Easier to write before or after you published?

What an interesting question. I think that after my very first book of stories was accepted (Boys Keep Being Born, the University of Missouri Press, 2001), I felt it was a sign from the cosmos that I was doing something right, that I wasn’t crazy, and therefore I could go ahead and make new work with excited confidence—very much like the wooden Pinocchio becoming a flesh-and-blood little boy.

Are your characters completely fictional? Or do you base them off real people?

I’ve written an entire lecture around this tasty subject. (Author David Huddle also made a good essay about it, called “How Much of That Story is True?”) The short answer: most of my characters come from people I’ve known, dismembered, and sewn together using new combinations of disparate (and made-up) body parts and personality elements. They’re Frankensteins. And they generate their stories.

Hemingway said this: From things that have happened and from all things that you know and all those you cannot know, you make something through your invention that is not a representation but a whole new thing truer than anything true and alive, and you make it alive, and if you make it well enough, you give it immortality. That is why you write and for no other reason.”

What advice would you give young writers?

Be driven. Protect your health by every available means, so that you can stay driven.

What is the best writing advice you’ve ever received?

“Wear your heart on your sleeve, Joan, but not your writing.” In other words: do not give the game away. Don’t talk about work too much or explain it to death.

What one word describes you?


How many words do you write each day?

It doesn’t matter.

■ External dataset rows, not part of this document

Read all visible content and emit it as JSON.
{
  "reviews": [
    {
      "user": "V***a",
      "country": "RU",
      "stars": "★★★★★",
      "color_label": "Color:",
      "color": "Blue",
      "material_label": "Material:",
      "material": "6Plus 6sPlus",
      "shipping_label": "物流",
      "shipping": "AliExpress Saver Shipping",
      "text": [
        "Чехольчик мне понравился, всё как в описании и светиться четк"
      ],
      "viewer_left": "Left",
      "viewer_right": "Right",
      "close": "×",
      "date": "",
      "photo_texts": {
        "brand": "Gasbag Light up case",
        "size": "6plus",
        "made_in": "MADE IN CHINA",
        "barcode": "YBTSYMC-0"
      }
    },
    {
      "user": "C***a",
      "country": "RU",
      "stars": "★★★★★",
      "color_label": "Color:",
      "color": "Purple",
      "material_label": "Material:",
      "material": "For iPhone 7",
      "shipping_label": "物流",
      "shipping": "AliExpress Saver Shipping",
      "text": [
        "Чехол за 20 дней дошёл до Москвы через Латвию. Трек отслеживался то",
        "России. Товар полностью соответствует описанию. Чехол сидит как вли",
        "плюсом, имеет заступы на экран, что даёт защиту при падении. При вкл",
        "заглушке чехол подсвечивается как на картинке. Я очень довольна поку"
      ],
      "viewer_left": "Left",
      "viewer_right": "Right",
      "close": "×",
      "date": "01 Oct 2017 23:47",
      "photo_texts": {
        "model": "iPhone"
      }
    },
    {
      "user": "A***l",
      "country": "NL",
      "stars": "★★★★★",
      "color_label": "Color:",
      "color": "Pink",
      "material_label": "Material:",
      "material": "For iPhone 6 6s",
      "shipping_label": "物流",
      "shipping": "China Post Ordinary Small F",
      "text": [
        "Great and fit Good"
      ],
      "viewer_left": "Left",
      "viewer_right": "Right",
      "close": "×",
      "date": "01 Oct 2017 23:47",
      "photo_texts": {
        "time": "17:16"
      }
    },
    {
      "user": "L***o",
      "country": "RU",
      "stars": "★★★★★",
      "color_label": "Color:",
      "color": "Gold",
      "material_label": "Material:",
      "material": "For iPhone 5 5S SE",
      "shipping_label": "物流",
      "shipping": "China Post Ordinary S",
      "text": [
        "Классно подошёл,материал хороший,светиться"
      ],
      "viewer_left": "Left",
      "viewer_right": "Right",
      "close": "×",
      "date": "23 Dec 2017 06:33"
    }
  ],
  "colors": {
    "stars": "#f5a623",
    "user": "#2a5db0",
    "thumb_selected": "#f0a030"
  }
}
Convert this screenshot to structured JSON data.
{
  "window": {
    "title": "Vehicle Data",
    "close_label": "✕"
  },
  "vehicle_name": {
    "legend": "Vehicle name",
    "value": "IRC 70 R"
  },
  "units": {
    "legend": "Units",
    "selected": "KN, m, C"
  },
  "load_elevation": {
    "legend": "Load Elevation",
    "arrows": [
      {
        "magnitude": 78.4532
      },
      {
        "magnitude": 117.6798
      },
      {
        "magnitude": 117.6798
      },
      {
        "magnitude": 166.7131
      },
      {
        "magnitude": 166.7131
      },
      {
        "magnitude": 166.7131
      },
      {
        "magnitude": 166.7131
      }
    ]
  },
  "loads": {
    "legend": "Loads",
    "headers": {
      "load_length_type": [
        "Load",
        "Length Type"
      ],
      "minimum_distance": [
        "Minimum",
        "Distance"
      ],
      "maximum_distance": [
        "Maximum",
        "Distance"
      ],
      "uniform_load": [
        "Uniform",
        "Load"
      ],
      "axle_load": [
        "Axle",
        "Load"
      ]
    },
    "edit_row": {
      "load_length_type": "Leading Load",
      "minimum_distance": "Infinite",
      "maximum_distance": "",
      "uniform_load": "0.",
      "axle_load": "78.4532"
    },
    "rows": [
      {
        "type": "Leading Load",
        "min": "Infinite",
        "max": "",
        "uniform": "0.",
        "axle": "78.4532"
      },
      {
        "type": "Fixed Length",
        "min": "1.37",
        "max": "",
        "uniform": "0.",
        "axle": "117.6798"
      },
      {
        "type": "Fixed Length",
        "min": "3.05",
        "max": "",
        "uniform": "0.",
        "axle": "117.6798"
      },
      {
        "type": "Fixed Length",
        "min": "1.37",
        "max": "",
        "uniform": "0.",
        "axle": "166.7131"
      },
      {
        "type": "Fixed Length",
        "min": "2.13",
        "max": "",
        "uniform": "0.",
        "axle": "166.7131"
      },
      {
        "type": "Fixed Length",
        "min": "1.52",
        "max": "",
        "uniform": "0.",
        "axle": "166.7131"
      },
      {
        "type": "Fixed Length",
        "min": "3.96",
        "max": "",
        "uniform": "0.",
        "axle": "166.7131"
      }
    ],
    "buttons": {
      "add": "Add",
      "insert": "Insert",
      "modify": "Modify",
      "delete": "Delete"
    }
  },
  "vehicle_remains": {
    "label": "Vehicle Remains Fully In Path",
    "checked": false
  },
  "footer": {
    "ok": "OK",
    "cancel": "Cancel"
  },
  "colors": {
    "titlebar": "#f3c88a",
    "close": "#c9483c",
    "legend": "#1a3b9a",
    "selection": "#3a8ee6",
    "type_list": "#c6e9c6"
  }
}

Whether it is 50 or 1000, just getting some words down is the thing.

Are you an outliner or a seat-of-the-pants writer?

A famous author described the writing process as something like driving at night: only able to see the portion of road right in front of the car headlights. That’s how I do it. This is perhaps its greatest sustaining thrill: discovery. Often I’ve no idea where I am going or what will happen—or I have a vague idea, which gets fleshed out in a series of many passes.

When are you the most productive? 

Mornings are magic, whenever possible. But I’ll also squeeze the writing in absolutely whenever I can. You have to be a creative thief of time.

What do you do to recharge your creative batteries?

Exercise. Workouts, swimming, bicycling, hikes. It’s the new booze, I think. And reading, of course. Reading is food.

Do you let anyone read your WIP? Or do you keep it a secret?

At first, no one. When I feel it’s as ready as it can ever be I give it to one person, my dearest friend, who is also a writer and teacher, who has a superb eye and reading ear, and who’ll suggest any problems to me in a way that I know will not chop off my hands, will not traumatize me. Then I show it to my husband, who’s usually incredibly kind. Then, after I’ve made adjustments and revisions, out it goes into the world, looking for a home.

What are you working on now?

I’m happily working on a new novel, but cannot say more about that, because of the Silence, Exile and Cunning law cited above. Meantime, I’m offering both a novel and essay collection out there, awaiting news. The essay collection’s about the writing life, so although I can’t yet say more about it, I hope your readers will look for it when it appears! I also write occasional personal essays and regularly review literary fiction for the San Francisco Chronicle Book Review. And I haunt the library!